Ernest L. Gibson III

Associate Professor

Director, Africana Studies Program

English

Africana Studies

Ernest L. Gibson III

Contact Me

334-844-1011

elgibsoniii@auburn.edu

9080 Haley Center

Office Hours

By Appointment via virtual

Education

PhD, University of Massachusetts - Amherst

About Me

Ernest L. Gibson III received his PhD in Afro-American studies from the University of Massachusetts – Amherst. He is the author of Salvific Manhood: James Baldwin’s Novelization of Male Intimacy (University of Nebraska Press, 2019), and has published on James Baldwin, W.E.B. Du Bois, and Scandal. An interdisciplinary scholar by training, his research lies at the intersections of literary, cultural, and queer theories, and often pivots on questions of manhood, masculinity, and vulnerability. He is currently at work on his second book project, tentatively entitled, Dark Penmanship: Afro-Ontology, Resistance, and Freedom.

Research Interests

African American literature and culture; 20th to 21st-century American literature; feminist and queer theory; male studies; Black popular culture, women's and gender studies

Publications

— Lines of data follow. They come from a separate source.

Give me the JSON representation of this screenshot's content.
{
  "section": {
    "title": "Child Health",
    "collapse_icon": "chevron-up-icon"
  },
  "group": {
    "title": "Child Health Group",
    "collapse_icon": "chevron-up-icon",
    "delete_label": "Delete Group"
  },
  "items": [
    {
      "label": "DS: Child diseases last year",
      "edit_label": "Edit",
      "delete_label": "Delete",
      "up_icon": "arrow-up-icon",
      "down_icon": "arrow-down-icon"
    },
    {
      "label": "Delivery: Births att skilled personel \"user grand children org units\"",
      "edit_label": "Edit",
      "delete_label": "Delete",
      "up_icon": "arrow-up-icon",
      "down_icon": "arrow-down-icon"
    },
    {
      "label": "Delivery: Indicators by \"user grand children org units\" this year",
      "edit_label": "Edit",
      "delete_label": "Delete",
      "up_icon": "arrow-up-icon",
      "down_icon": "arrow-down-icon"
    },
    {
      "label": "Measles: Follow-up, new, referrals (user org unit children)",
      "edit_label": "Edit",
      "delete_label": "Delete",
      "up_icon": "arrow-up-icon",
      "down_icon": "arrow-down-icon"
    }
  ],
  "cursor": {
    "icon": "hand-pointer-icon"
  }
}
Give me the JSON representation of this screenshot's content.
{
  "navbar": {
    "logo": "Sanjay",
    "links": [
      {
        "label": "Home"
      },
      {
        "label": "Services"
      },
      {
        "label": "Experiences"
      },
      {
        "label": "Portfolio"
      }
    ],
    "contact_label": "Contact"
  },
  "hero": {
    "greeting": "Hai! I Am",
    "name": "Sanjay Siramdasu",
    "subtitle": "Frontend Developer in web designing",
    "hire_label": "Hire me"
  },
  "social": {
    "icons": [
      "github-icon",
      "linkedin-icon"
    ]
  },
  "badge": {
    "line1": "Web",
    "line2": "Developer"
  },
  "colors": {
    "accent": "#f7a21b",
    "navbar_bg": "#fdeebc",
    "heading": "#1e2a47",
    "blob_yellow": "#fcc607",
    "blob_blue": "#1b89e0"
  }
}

  • Salvific Manhood: James Baldwin’s Novelization of Male Intimacy. (University of Nebraska Press, 2019).
  • “‘Tangled Skeins’: Scandal’s Olivia Pope and the Counter-narrativizing of Black Female Enslavement.Gladiators in Suits: Race, Gender, and the Politics of Representation in Scandal. Eds. Ron. Jackson, Kimberly Moffitt, and Simone Puff (Syracuse University Press, 2019).
  • “Trends in James Baldwin Criticism, 2013-2015.” James Baldwin Review4 (2018).
  • “‘Digging through the Ruins’: Just Above My Head and the Memory of James A. Baldwin.” James Baldwin: Challenging Authors. Eds. A. Scott Henderson and Paul Thomas. (Sense Publishers, 2014).
  • “The Envy of Erudition: Booker T. Washington’s Desire for a Du Boisian Intellectuality.” The Black Scholar 43.2 (2013).
  • “‘For Whom the Bell Tolls’: The Wire’s Stringer Bell as a Tragic Intellectual.” Americana: The Journal of American Popular Culture (1900-present) 10.1 (2011).